The goal will be to build capacity for gambling-related clinical, prevention and intervention services.
In the meantime, assistance like Talbot’s helpline and the national helpline are there for people who find they are gambling too much.
Talbot warns friends and family of these gamblers not to enable the behavior.
“I have two suggestions,” he said. “First, they must do everything they can to support the decision not to gamble. Don’t give them money and a license to go back at it. And try to get the person to give me a call.”
A big step for the compulsive gambler is acknowledging the issue.
Symptoms of a problem could be a preoccupation with gambling, wagering with increasing amounts of money, feeling the need to be secretive or lie, and causing friends and family to worry about the activity.
Many are in denial and think they are just suffering an economic problem that can be reversed with a winning bet. Talbot counsels people about the danger of “chasing,” or trying to get back lost money by gambling more. Compulsive gamblers may go to extremes and even break the law to get more betting money.
“It’s rare that a person doesn’t seek recovery without a nudge, or a push,” said Talbot.
Talbot, 78, placed his last bet on Nov. 30, 1977, at a dog track in Taunton, Mass.
He had accumulated a mountain of gambling debt but gathered what little money he had left, about $20, and bet it on a greyhound named Perfect Treasure. The dog stumbled at the start and never had a chance.

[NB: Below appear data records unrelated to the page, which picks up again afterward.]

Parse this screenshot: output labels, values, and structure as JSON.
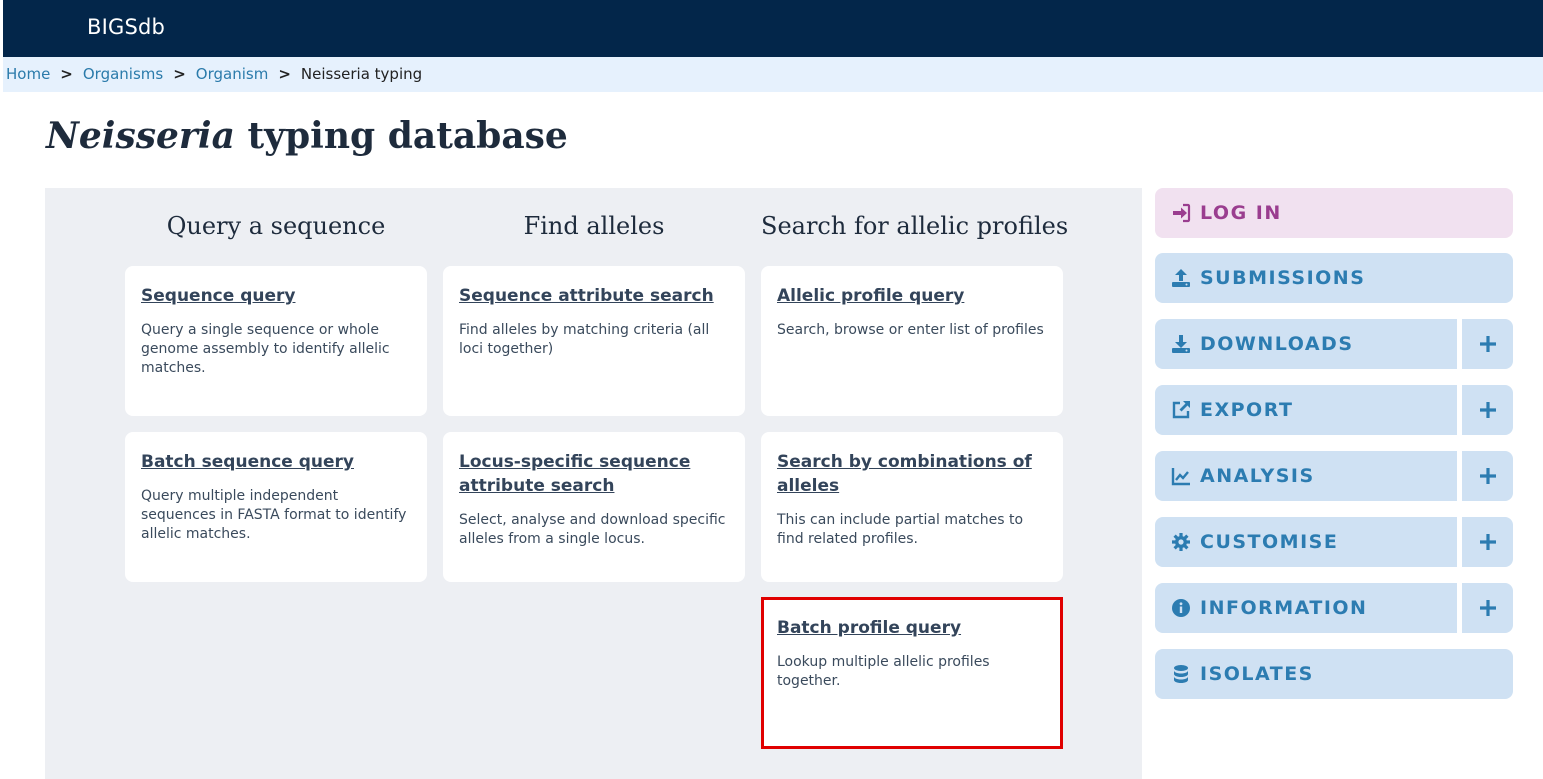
{
  "app": {
    "brand": "BIGSdb"
  },
  "breadcrumb": {
    "items": [
      "Home",
      "Organisms",
      "Organism"
    ],
    "current": "Neisseria typing"
  },
  "page": {
    "title_italic": "Neisseria",
    "title_rest": " typing database"
  },
  "columns": {
    "query_sequence": {
      "heading": "Query a sequence",
      "cards": [
        {
          "title": "Sequence query",
          "desc": "Query a single sequence or whole genome assembly to identify allelic matches."
        },
        {
          "title": "Batch sequence query",
          "desc": "Query multiple independent sequences in FASTA format to identify allelic matches."
        }
      ]
    },
    "find_alleles": {
      "heading": "Find alleles",
      "cards": [
        {
          "title": "Sequence attribute search",
          "desc": "Find alleles by matching criteria (all loci together)"
        },
        {
          "title": "Locus-specific sequence attribute search",
          "desc": "Select, analyse and download specific alleles from a single locus."
        }
      ]
    },
    "allelic_profiles": {
      "heading": "Search for allelic profiles",
      "cards": [
        {
          "title": "Allelic profile query",
          "desc": "Search, browse or enter list of profiles"
        },
        {
          "title": "Search by combinations of alleles",
          "desc": "This can include partial matches to find related profiles."
        },
        {
          "title": "Batch profile query",
          "desc": "Lookup multiple allelic profiles together."
        }
      ]
    }
  },
  "sidebar": {
    "login": "LOG IN",
    "submissions": "SUBMISSIONS",
    "downloads": "DOWNLOADS",
    "export": "EXPORT",
    "analysis": "ANALYSIS",
    "customise": "CUSTOMISE",
    "information": "INFORMATION",
    "isolates": "ISOLATES"
  },
  "colors": {
    "topbar": "#03264a",
    "breadcrumb_bg": "#e6f1fd",
    "menu_bg": "#cfe1f3",
    "menu_text": "#2c7cb1",
    "login_bg": "#f1e1f0",
    "login_text": "#9a3d8f",
    "highlight_border": "#e00000"
  },
  "icons": {
    "login": "sign-in-icon",
    "submissions": "upload-icon",
    "downloads": "download-icon",
    "export": "external-link-icon",
    "analysis": "chart-line-icon",
    "customise": "gear-icon",
    "information": "info-circle-icon",
    "isolates": "database-icon",
    "expand": "plus-icon"
  }
}
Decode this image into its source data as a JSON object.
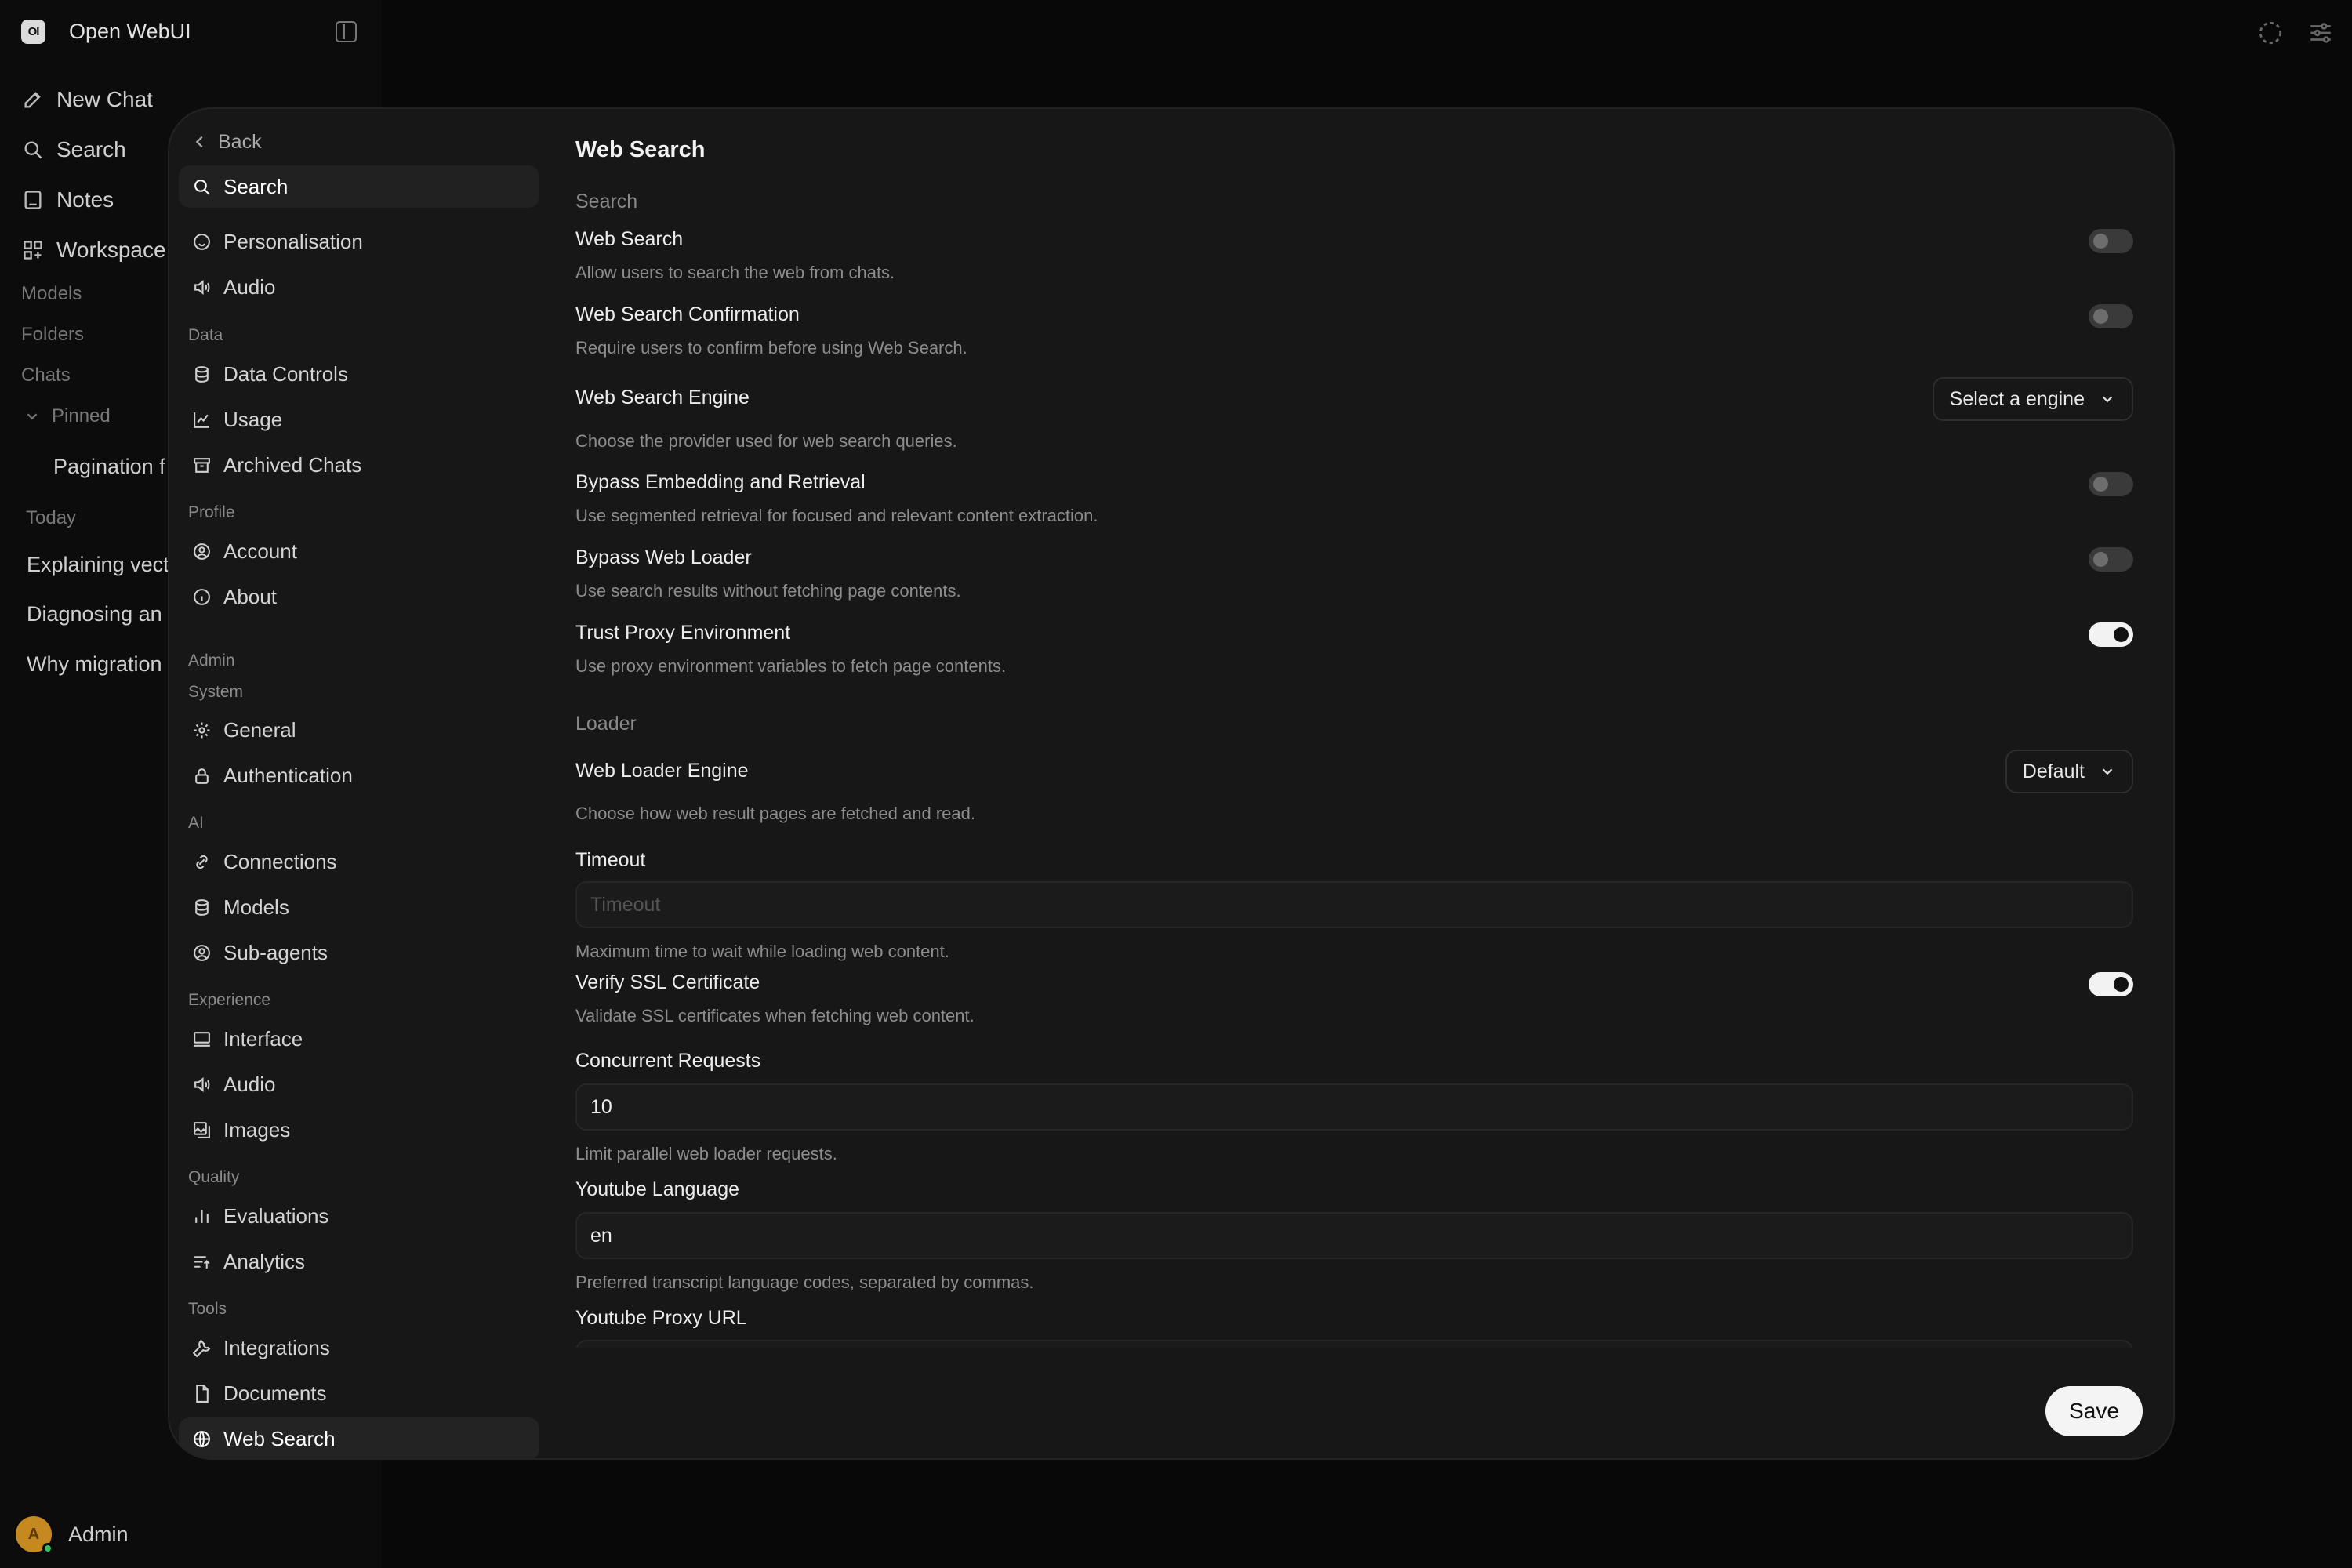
{
  "app": {
    "brand_logo": "OI",
    "brand_name": "Open WebUI",
    "nav": [
      {
        "label": "New Chat",
        "icon": "pencil-icon"
      },
      {
        "label": "Search",
        "icon": "search-icon"
      },
      {
        "label": "Notes",
        "icon": "notes-icon"
      },
      {
        "label": "Workspace",
        "icon": "grid-icon"
      }
    ],
    "sections": {
      "models": "Models",
      "folders": "Folders",
      "chats": "Chats",
      "pinned": "Pinned",
      "today": "Today"
    },
    "pinned_chats": [
      "Pagination f"
    ],
    "today_chats": [
      "Explaining vect",
      "Diagnosing an",
      "Why migration"
    ],
    "user": {
      "initial": "A",
      "name": "Admin",
      "status_color": "#33c15c"
    }
  },
  "settings": {
    "back_label": "Back",
    "search_label": "Search",
    "groups": {
      "top": [
        {
          "label": "Personalisation",
          "icon": "smile-icon"
        },
        {
          "label": "Audio",
          "icon": "speaker-icon"
        }
      ],
      "data_heading": "Data",
      "data": [
        {
          "label": "Data Controls",
          "icon": "database-icon"
        },
        {
          "label": "Usage",
          "icon": "chart-line-icon"
        },
        {
          "label": "Archived Chats",
          "icon": "archive-icon"
        }
      ],
      "profile_heading": "Profile",
      "profile": [
        {
          "label": "Account",
          "icon": "user-circle-icon"
        },
        {
          "label": "About",
          "icon": "info-icon"
        }
      ],
      "admin_heading": "Admin",
      "system_heading": "System",
      "system": [
        {
          "label": "General",
          "icon": "gear-icon"
        },
        {
          "label": "Authentication",
          "icon": "lock-icon"
        }
      ],
      "ai_heading": "AI",
      "ai": [
        {
          "label": "Connections",
          "icon": "link-icon"
        },
        {
          "label": "Models",
          "icon": "stack-icon"
        },
        {
          "label": "Sub-agents",
          "icon": "user-circle-icon"
        }
      ],
      "experience_heading": "Experience",
      "experience": [
        {
          "label": "Interface",
          "icon": "monitor-icon"
        },
        {
          "label": "Audio",
          "icon": "speaker-icon"
        },
        {
          "label": "Images",
          "icon": "images-icon"
        }
      ],
      "quality_heading": "Quality",
      "quality": [
        {
          "label": "Evaluations",
          "icon": "bar-chart-icon"
        },
        {
          "label": "Analytics",
          "icon": "analytics-icon"
        }
      ],
      "tools_heading": "Tools",
      "tools": [
        {
          "label": "Integrations",
          "icon": "wrench-icon"
        },
        {
          "label": "Documents",
          "icon": "document-icon"
        },
        {
          "label": "Web Search",
          "icon": "globe-icon"
        }
      ]
    }
  },
  "page": {
    "title": "Web Search",
    "search_section": "Search",
    "web_search": {
      "title": "Web Search",
      "desc": "Allow users to search the web from chats.",
      "enabled": false
    },
    "confirmation": {
      "title": "Web Search Confirmation",
      "desc": "Require users to confirm before using Web Search.",
      "enabled": false
    },
    "engine": {
      "title": "Web Search Engine",
      "desc": "Choose the provider used for web search queries.",
      "value": "Select a engine"
    },
    "bypass_embedding": {
      "title": "Bypass Embedding and Retrieval",
      "desc": "Use segmented retrieval for focused and relevant content extraction.",
      "enabled": false
    },
    "bypass_loader": {
      "title": "Bypass Web Loader",
      "desc": "Use search results without fetching page contents.",
      "enabled": false
    },
    "trust_proxy": {
      "title": "Trust Proxy Environment",
      "desc": "Use proxy environment variables to fetch page contents.",
      "enabled": true
    },
    "loader_section": "Loader",
    "loader_engine": {
      "title": "Web Loader Engine",
      "desc": "Choose how web result pages are fetched and read.",
      "value": "Default"
    },
    "timeout": {
      "title": "Timeout",
      "placeholder": "Timeout",
      "desc": "Maximum time to wait while loading web content."
    },
    "verify_ssl": {
      "title": "Verify SSL Certificate",
      "desc": "Validate SSL certificates when fetching web content.",
      "enabled": true
    },
    "concurrent": {
      "title": "Concurrent Requests",
      "value": "10",
      "desc": "Limit parallel web loader requests."
    },
    "youtube_language": {
      "title": "Youtube Language",
      "value": "en",
      "desc": "Preferred transcript language codes, separated by commas."
    },
    "youtube_proxy": {
      "title": "Youtube Proxy URL"
    },
    "save_label": "Save"
  }
}
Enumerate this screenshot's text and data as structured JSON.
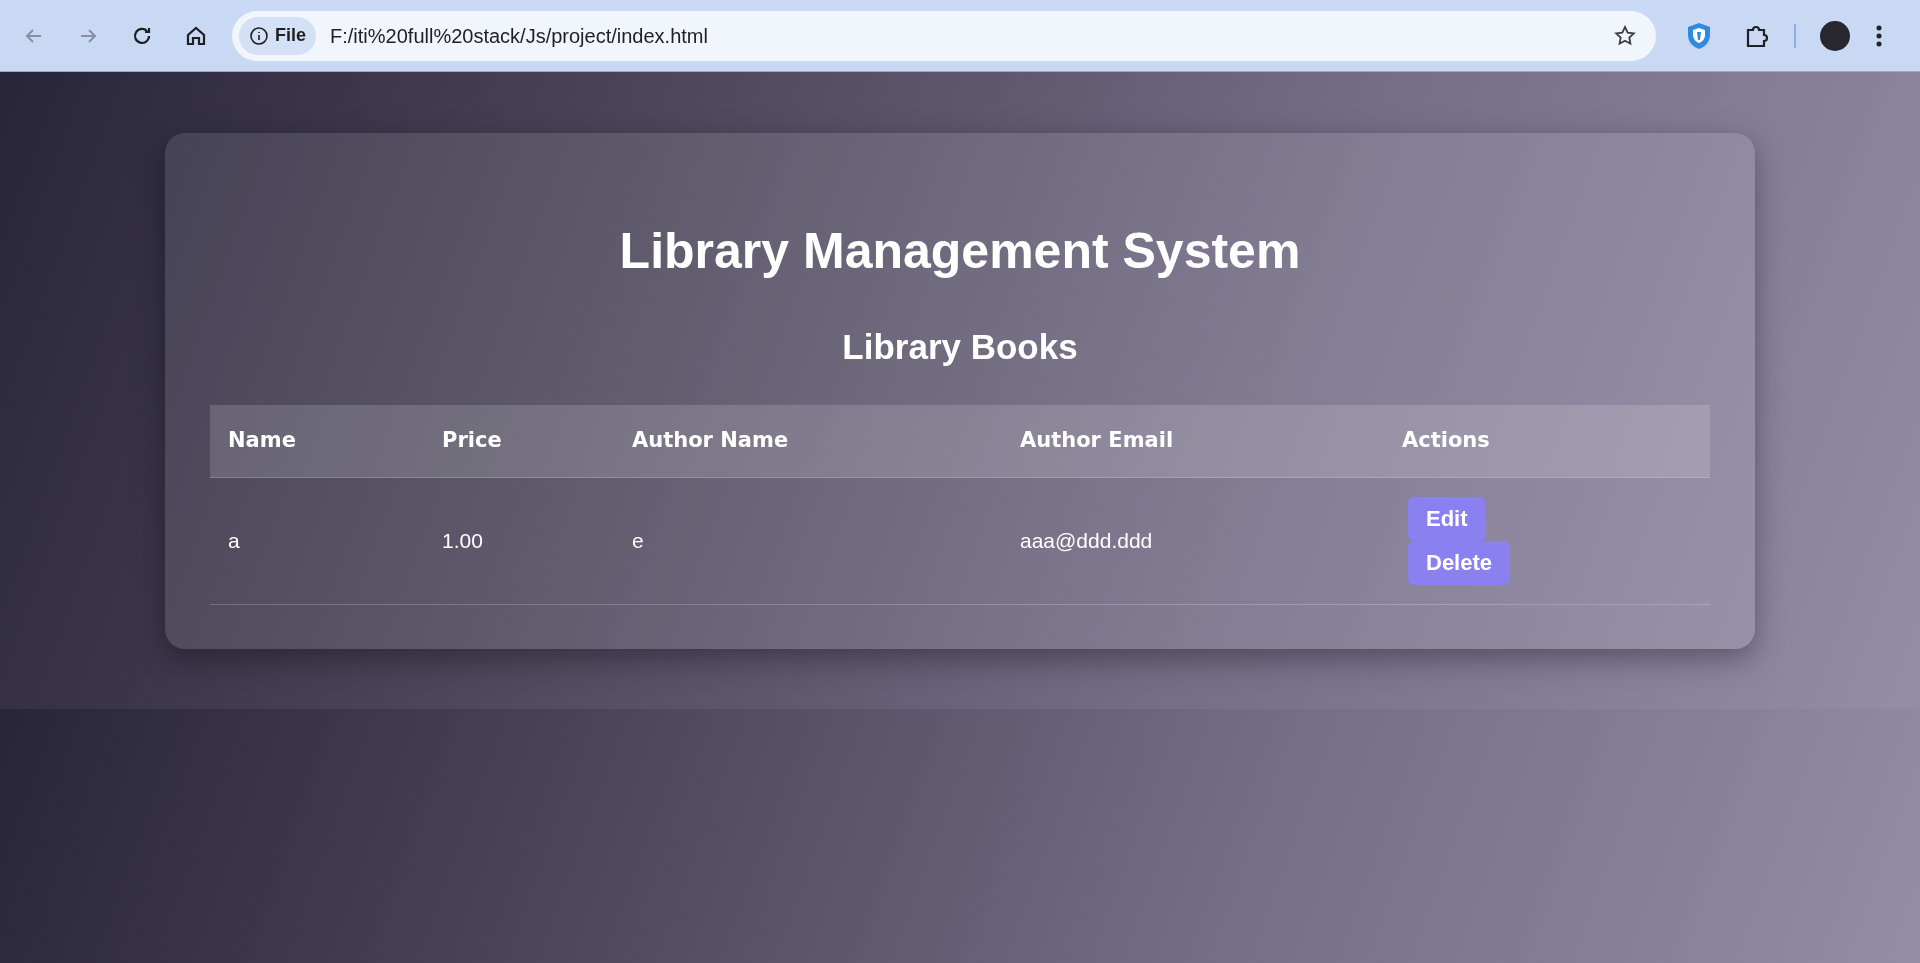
{
  "browser": {
    "site_chip": "File",
    "url": "F:/iti%20full%20stack/Js/project/index.html"
  },
  "page": {
    "title": "Library Management System",
    "subtitle": "Library Books"
  },
  "table": {
    "columns": [
      "Name",
      "Price",
      "Author Name",
      "Author Email",
      "Actions"
    ],
    "rows": [
      {
        "cells": [
          "a",
          "1.00",
          "e",
          "aaa@ddd.ddd"
        ],
        "actions": [
          "Edit",
          "Delete"
        ]
      }
    ]
  }
}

A win might have persuaded Talbot to keep on gambling. Friends and family told him he had a problem and he had tried unsuccessfully to stop. Now he had reached a new low. He even considered ending his life before turning to a local priest and starting his path to recovery.
He went to a Gamblers Anonymous meeting.
“I saw several men I knew from school, sports and the track and they guided me through the first weeks of recovery with their phone calls, coffee visits, meetings, meetings and more meetings,” he said.
For Talbot, the true winning bet was seeking help. He went on to a successful career in corrections administration and enjoys a life that includes a loving family and caring friends. It took him eight years to pay off his debts.
“I am asked frequently how I do it, and it begins with asking for help,” he said. “I was never able to stop on my own; willpower wouldn’t work. What works for me is a four-pronged approach: the 12-step fellowship, professional help, an intimate relationship with my higher power who I choose to call God, and a change of lifestyle have combined to bring me to a serenity I could not imagine.”
That lifestyle change involved eating right and exercising, including running marathons.
Talbot has personally known four people who went to prison for reasons related to their gambling.
One of them was Gloria, 71, a wife, mother and grandmother who shared her story about how her life fell apart because of gambling. Gloria served 16 months in jail after stealing from her boss, before receiving help from Gamblers Anonymous, a 12-step recovery program.
“When it all came out, my family was blindsided because they had no idea of the extent of my gambling or what I had done in order to gamble,” she said.
Even Gloria had a hard time seeing how severe her compulsion was.
“I never thought I had a gambling problem. I felt it was under my control when in reality gambling was controlling me,” she said.
Only in hindsight could she see how much compulsive gambling had impacted her life.
“I will always feel guilty for the things I did to feed my gambling habit and the harm I did to others, especially those I loved and who loved me.”
This article is being shared by partners in The Granite State News Collaborative. For more information visit collaborativenh.org. If you or a loved one is struggling with problem gambling, these organizations may be able to help: National Council on Problem Gambling, ncpgambling.org, 1-800-522-4700; New Hampshire Council on Problem Gambling, nhproblemgambling.org, 603-724-1605 or Gamblers Anonymous, gamblersanonymous.org.